Vanessa Kirby on That Heartbreaking ‘Pieces of a Woman’ Scene, and Her Slumber Party with Ellen Burstyn

Also in this episode: 'Sound of Metal' breakout Paul Raci, and the Awards Circuit roundtable.

Vanessa Kirby photographed by Neil Krug on April 27, 2018 in Los Angeles, CA
Neil Krug

Pieces of a Woman” has garnered a lot of awards buzz for Vanessa Kirby’s fearless performance as Martha, a woman grieving the loss of her baby in childbirth. Since premiering at the Venice Film Festival in September, talk has also centered on a scene that depicts the birth — which was filmed in one 24-minute, unbroken take as her character moves throughout the apartment, including in and out of the bathtub.

And while it was intimidating to shoot, Kirby told Variety’s Award Circuit podcast that it was actually a relief to be done in one take. “Some people are kind of surprised when I describe it like that, because they think that it would be scarier but honestly, truthfully, it’s not,” she said. “I was definitely more afraid of the idea of breaking for lunch [and then] coming back, having to go into the bath and try and get myself to a level that she might be at. My biggest fear was that it would at any point feel phony.”

Kirby spoke to Variety’s Awards Circuit podcast about her work in both “Pieces of a Woman,” now on Netflix, and in “The World to Come,” which also premiered at the Venice Film Festival and is playing the Sundance Film Festival this month prior to a Feb. 12 release. Kirby talked about her journey as an actor, having a pajama party with co-star Ellen Burstyn and her upcoming projects, including more “Mission Impossible” films. Listen below:

The British thespian is best known to audiences for her work on the first two seasons of “The Crown” and films like “Hobbes and Shaw” and “Mission Impossible – Fallout.” But Kirby began her career on stage. “I realized what those three years at university gave me was total permission to fail,” she said. “And oh, my God, I did. I was terrible.”

She said of her first on-camera job, “I was totally terrified, every minute of it.  I was a rabbit and headlights, really.”

Kirby was eventually cast as Princess Margaret opposite Claire Foy as Queen Elizabeth II in the first two seasons of “The Crown.” But Netflix was still a relatively new streamer, and she wasn’t prepared for what an international hit the show would become.

“There was an innocence about it,” she said, noting they Season 2 was already in production when the first season aired. “I really thought my mum would like it and my granny might fall asleep. And I’d be happy with that, you know,” she joked. “So that when it came out, and suddenly it was getting such warm, lovely response, I think we were all really blown away. And then when Claire, she brought her Golden Globe to the set, it was just so surreal.”

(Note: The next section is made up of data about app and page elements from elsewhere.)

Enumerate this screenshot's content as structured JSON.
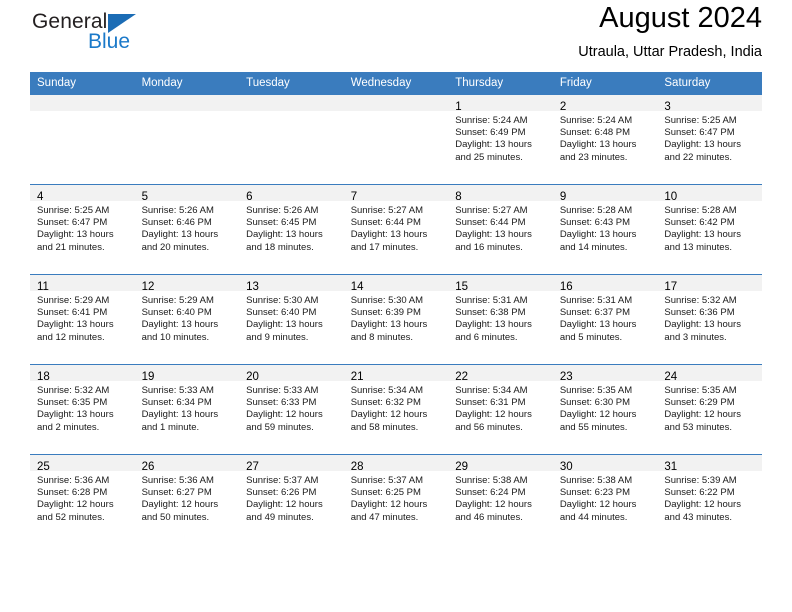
{
  "brand": {
    "name_top": "General",
    "name_bottom": "Blue",
    "triangle_color": "#1b6cb5",
    "top_color": "#231f20",
    "bottom_color": "#1b79c9"
  },
  "header": {
    "title": "August 2024",
    "subtitle": "Utraula, Uttar Pradesh, India"
  },
  "theme": {
    "header_bg": "#3a7cbe",
    "header_text": "#ffffff",
    "daynum_band_bg": "#f2f2f2",
    "row_divider": "#3a7cbe"
  },
  "weekday_headers": [
    "Sunday",
    "Monday",
    "Tuesday",
    "Wednesday",
    "Thursday",
    "Friday",
    "Saturday"
  ],
  "weeks": [
    [
      {
        "day": "",
        "lines": []
      },
      {
        "day": "",
        "lines": []
      },
      {
        "day": "",
        "lines": []
      },
      {
        "day": "",
        "lines": []
      },
      {
        "day": "1",
        "lines": [
          "Sunrise: 5:24 AM",
          "Sunset: 6:49 PM",
          "Daylight: 13 hours",
          "and 25 minutes."
        ]
      },
      {
        "day": "2",
        "lines": [
          "Sunrise: 5:24 AM",
          "Sunset: 6:48 PM",
          "Daylight: 13 hours",
          "and 23 minutes."
        ]
      },
      {
        "day": "3",
        "lines": [
          "Sunrise: 5:25 AM",
          "Sunset: 6:47 PM",
          "Daylight: 13 hours",
          "and 22 minutes."
        ]
      }
    ],
    [
      {
        "day": "4",
        "lines": [
          "Sunrise: 5:25 AM",
          "Sunset: 6:47 PM",
          "Daylight: 13 hours",
          "and 21 minutes."
        ]
      },
      {
        "day": "5",
        "lines": [
          "Sunrise: 5:26 AM",
          "Sunset: 6:46 PM",
          "Daylight: 13 hours",
          "and 20 minutes."
        ]
      },
      {
        "day": "6",
        "lines": [
          "Sunrise: 5:26 AM",
          "Sunset: 6:45 PM",
          "Daylight: 13 hours",
          "and 18 minutes."
        ]
      },
      {
        "day": "7",
        "lines": [
          "Sunrise: 5:27 AM",
          "Sunset: 6:44 PM",
          "Daylight: 13 hours",
          "and 17 minutes."
        ]
      },
      {
        "day": "8",
        "lines": [
          "Sunrise: 5:27 AM",
          "Sunset: 6:44 PM",
          "Daylight: 13 hours",
          "and 16 minutes."
        ]
      },
      {
        "day": "9",
        "lines": [
          "Sunrise: 5:28 AM",
          "Sunset: 6:43 PM",
          "Daylight: 13 hours",
          "and 14 minutes."
        ]
      },
      {
        "day": "10",
        "lines": [
          "Sunrise: 5:28 AM",
          "Sunset: 6:42 PM",
          "Daylight: 13 hours",
          "and 13 minutes."
        ]
      }
    ],
    [
      {
        "day": "11",
        "lines": [
          "Sunrise: 5:29 AM",
          "Sunset: 6:41 PM",
          "Daylight: 13 hours",
          "and 12 minutes."
        ]
      },
      {
        "day": "12",
        "lines": [
          "Sunrise: 5:29 AM",
          "Sunset: 6:40 PM",
          "Daylight: 13 hours",
          "and 10 minutes."
        ]
      },
      {
        "day": "13",
        "lines": [
          "Sunrise: 5:30 AM",
          "Sunset: 6:40 PM",
          "Daylight: 13 hours",
          "and 9 minutes."
        ]
      },
      {
        "day": "14",
        "lines": [
          "Sunrise: 5:30 AM",
          "Sunset: 6:39 PM",
          "Daylight: 13 hours",
          "and 8 minutes."
        ]
      },
      {
        "day": "15",
        "lines": [
          "Sunrise: 5:31 AM",
          "Sunset: 6:38 PM",
          "Daylight: 13 hours",
          "and 6 minutes."
        ]
      },
      {
        "day": "16",
        "lines": [
          "Sunrise: 5:31 AM",
          "Sunset: 6:37 PM",
          "Daylight: 13 hours",
          "and 5 minutes."
        ]
      },
      {
        "day": "17",
        "lines": [
          "Sunrise: 5:32 AM",
          "Sunset: 6:36 PM",
          "Daylight: 13 hours",
          "and 3 minutes."
        ]
      }
    ],
    [
      {
        "day": "18",
        "lines": [
          "Sunrise: 5:32 AM",
          "Sunset: 6:35 PM",
          "Daylight: 13 hours",
          "and 2 minutes."
        ]
      },
      {
        "day": "19",
        "lines": [
          "Sunrise: 5:33 AM",
          "Sunset: 6:34 PM",
          "Daylight: 13 hours",
          "and 1 minute."
        ]
      },
      {
        "day": "20",
        "lines": [
          "Sunrise: 5:33 AM",
          "Sunset: 6:33 PM",
          "Daylight: 12 hours",
          "and 59 minutes."
        ]
      },
      {
        "day": "21",
        "lines": [
          "Sunrise: 5:34 AM",
          "Sunset: 6:32 PM",
          "Daylight: 12 hours",
          "and 58 minutes."
        ]
      },
      {
        "day": "22",
        "lines": [
          "Sunrise: 5:34 AM",
          "Sunset: 6:31 PM",
          "Daylight: 12 hours",
          "and 56 minutes."
        ]
      },
      {
        "day": "23",
        "lines": [
          "Sunrise: 5:35 AM",
          "Sunset: 6:30 PM",
          "Daylight: 12 hours",
          "and 55 minutes."
        ]
      },
      {
        "day": "24",
        "lines": [
          "Sunrise: 5:35 AM",
          "Sunset: 6:29 PM",
          "Daylight: 12 hours",
          "and 53 minutes."
        ]
      }
    ],
    [
      {
        "day": "25",
        "lines": [
          "Sunrise: 5:36 AM",
          "Sunset: 6:28 PM",
          "Daylight: 12 hours",
          "and 52 minutes."
        ]
      },
      {
        "day": "26",
        "lines": [
          "Sunrise: 5:36 AM",
          "Sunset: 6:27 PM",
          "Daylight: 12 hours",
          "and 50 minutes."
        ]
      },
      {
        "day": "27",
        "lines": [
          "Sunrise: 5:37 AM",
          "Sunset: 6:26 PM",
          "Daylight: 12 hours",
          "and 49 minutes."
        ]
      },
      {
        "day": "28",
        "lines": [
          "Sunrise: 5:37 AM",
          "Sunset: 6:25 PM",
          "Daylight: 12 hours",
          "and 47 minutes."
        ]
      },
      {
        "day": "29",
        "lines": [
          "Sunrise: 5:38 AM",
          "Sunset: 6:24 PM",
          "Daylight: 12 hours",
          "and 46 minutes."
        ]
      },
      {
        "day": "30",
        "lines": [
          "Sunrise: 5:38 AM",
          "Sunset: 6:23 PM",
          "Daylight: 12 hours",
          "and 44 minutes."
        ]
      },
      {
        "day": "31",
        "lines": [
          "Sunrise: 5:39 AM",
          "Sunset: 6:22 PM",
          "Daylight: 12 hours",
          "and 43 minutes."
        ]
      }
    ]
  ]
}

When Kirby was offered the role in “Pieces of a Woman,” she said that “I felt ready to do a lead. I suddenly thought, I think it’s my time now. I think I feel ready to do it, knowing what that responsibility was, and not under estimating it.”

The film is directed by Kornél Mundruczó, from a screenplay by Kata Wéber. The two are partners and knowing the story was intensely personal to them, Kirby admits she felt an extra responsibility to get it right. She spoke to many women who had lost their children at different stages of pregnancy, and said she “literally could not have done it without them.”

The intimate drama also stars Ellen Burstyn as Martha’s mother, and Kirby said that she was starstruck to first meet the actor. Burstyn, however, quickly put her at ease.

“She did this amazing thing where she said, ‘Honey, do you want to come for a sleepover? Let’s have a pajama party!’ And so I did,” Kirby said. “We had a pajama party and we stayed up till 3 a.m., we talked all night. She cooked me dinner. It was very sweet. And so that helps take the edge off a little bit.”

Also in this episode of the podcast, Paul Raci discusses his role in Oscar contender “Sound of Metal,” and the Awards Circuit roundtable breaks down the good and the not-so-good latest editions to an ever growing field of film awards contenders.

Variety’s “Awards Circuit” podcast, hosted by Clayton Davis, Jenelle Riley, Jazz Tangcay and Michael Schneider (who produces), is your one-stop listen for lively conversations about the best in film and television. Each week “Awards Circuit” features interviews with top film and TV talent and creatives; discussions and debates about awards races and industry headlines; and much, much more. Subscribe via Apple Podcasts, Stitcher, Spotify or anywhere you download podcasts. New episodes post every Thursday.